I’ve been listening as I’ve been writing, so I don’t have a lot of distance on this on yet.  I really like it, though.  Some of the choices are. . . inspired.  Oh, hell.  I’m going there.  To the “Borderline.”

“Borderline” is one of the only Madonna songs I enjoy, although it drove me nuts when it was originally released.  I really don’t think much of Madonna as an artist (I really respect her as businessperson, though).  So it’s kind of fun to hear Counting Crows own it.  The version here sounds like it was recorded live.  It’s got a twangy country sound to it and, for once, the lyrics sound really sincere.  Adam really sounds drained when he sings “you got the best of me.”  It also sounds like they’re having a hoot playing it.  But they take a purely manufactured Top 40 pop song and make it sound heartfelt.  That’s a pretty cool feat for anyone.

I apologize for the lack of focus from the last few posts.  I’ve just been getting a lot of new music lately, and I’m getting caught up in it.

Saturday Morning Cartoons’ Greatest Hits


I was watching Scooby Doo this afternoon, which is what inspired tonight’s entry.  I know all the Scooby Doo cartoons are, frankly, bad.  The animation is sub-par, at best and the stories are predictable (no thanks to those meddling kids).  But Scooby and I are the same age; I have literally been a devoted fan my entire life.  Back in 1995, Saturday Morning Cartoons’ Greatest Hits was released.  It was an alternative rock tribute to the themes from the kids shows that Gen X kids grew up watching, and it made songs of questionable quality from cartoons of questionable quality seem brand new.  And pretty good.

Okay, no one is ever going to say that the theme from Josie and the Pussycats ought to be enshrined in the Rock & Roll Hall of Fame.  But the songs had pretty good hooks to begin with, they automatically come along with positive associations, and the producers got some high-quality musicians to play.  Matthew Sweet, Liz Phair, The Ramones for crying out loud.  That line-up had to produce something worth listening to.
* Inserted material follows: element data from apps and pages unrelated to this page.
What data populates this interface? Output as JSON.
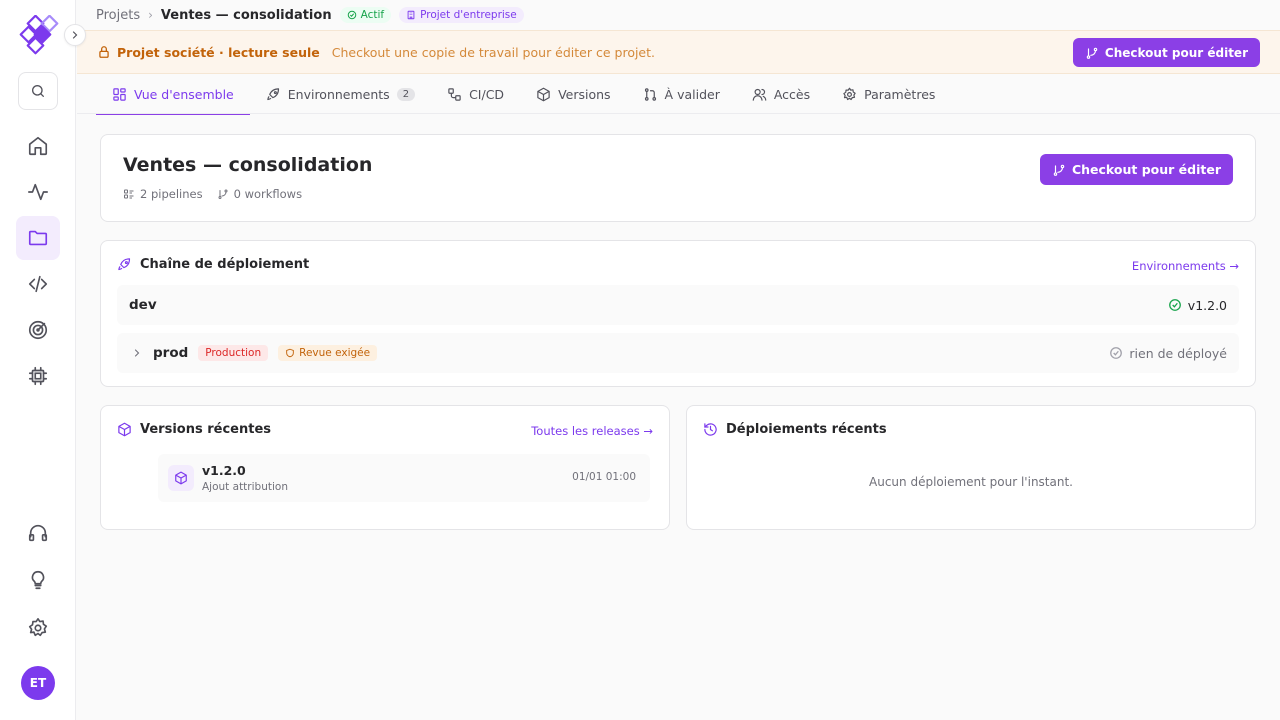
{
  "breadcrumb": {
    "root": "Projets",
    "separator": "›",
    "current": "Ventes — consolidation",
    "status_badge": "Actif",
    "type_badge": "Projet d'entreprise"
  },
  "banner": {
    "title": "Projet société · lecture seule",
    "message": "Checkout une copie de travail pour éditer ce projet.",
    "action_label": "Checkout pour éditer"
  },
  "tabs": [
    {
      "label": "Vue d'ensemble",
      "icon": "layout-grid-icon",
      "active": true
    },
    {
      "label": "Environnements",
      "icon": "rocket-icon",
      "count": "2"
    },
    {
      "label": "CI/CD",
      "icon": "workflow-icon"
    },
    {
      "label": "Versions",
      "icon": "package-icon"
    },
    {
      "label": "À valider",
      "icon": "git-pull-request-icon"
    },
    {
      "label": "Accès",
      "icon": "users-icon"
    },
    {
      "label": "Paramètres",
      "icon": "gear-icon"
    }
  ],
  "project": {
    "title": "Ventes — consolidation",
    "pipelines": "2 pipelines",
    "workflows": "0 workflows",
    "action_label": "Checkout pour éditer"
  },
  "chain": {
    "title": "Chaîne de déploiement",
    "link": "Environnements →",
    "envs": [
      {
        "name": "dev",
        "status": "v1.2.0"
      },
      {
        "name": "prod",
        "tag_production": "Production",
        "tag_review": "Revue exigée",
        "status": "rien de déployé"
      }
    ]
  },
  "versions": {
    "title": "Versions récentes",
    "link": "Toutes les releases →",
    "items": [
      {
        "name": "v1.2.0",
        "description": "Ajout attribution",
        "date": "01/01 01:00"
      }
    ]
  },
  "deployments": {
    "title": "Déploiements récents",
    "empty": "Aucun déploiement pour l'instant."
  },
  "user": {
    "initials": "ET"
  },
  "colors": {
    "accent": "#8b3fe6",
    "warning": "#c2630a",
    "success": "#16a34a",
    "danger": "#dc2626"
  }
}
There were a lot of surprises on this disc.  The biggest one was probably the emotional depth and flirtatiousness these musicians brought out of the music.  Sponge’s rendition of “Go Speed Racer Go” creates far more drama than the original Japanimation show ever could have dreamed of.  “Sugar Sugar” by Mary Lou Lord and Semisonic absolutely drips with sex, primarily because of Lord’s fantastic singing.  Most of the songs had to be extended somehow, what with the originals being about a minute long.  But this just gives the musicians a chance to show off their skills with (reasonably short) solos.  I even developed an affection for the themes to shows I barely remember, like “Goolie Get-Together”; Groovie Goolies was never on my must-see TV list, but The Toadies make it sound like a great party (I’ll have to track down a couple of episodes and see if they don’t make my brain hurt too much).

I don’t think this is in print anymore; it was trendy, but not exactly a blockbuster.  Tribute albums were really hot in the 90s, and I know Saturday Morning Cartoons’ Greatest Hits was riding both that wave and the wave of nostalgia people my age were feeling for their childhoods (and had the disposable income to spend renewing their memories).  I’m glad they did.  Whenever I listen to these songs, I feel like a kid again.  And growing up is overrated, anyway.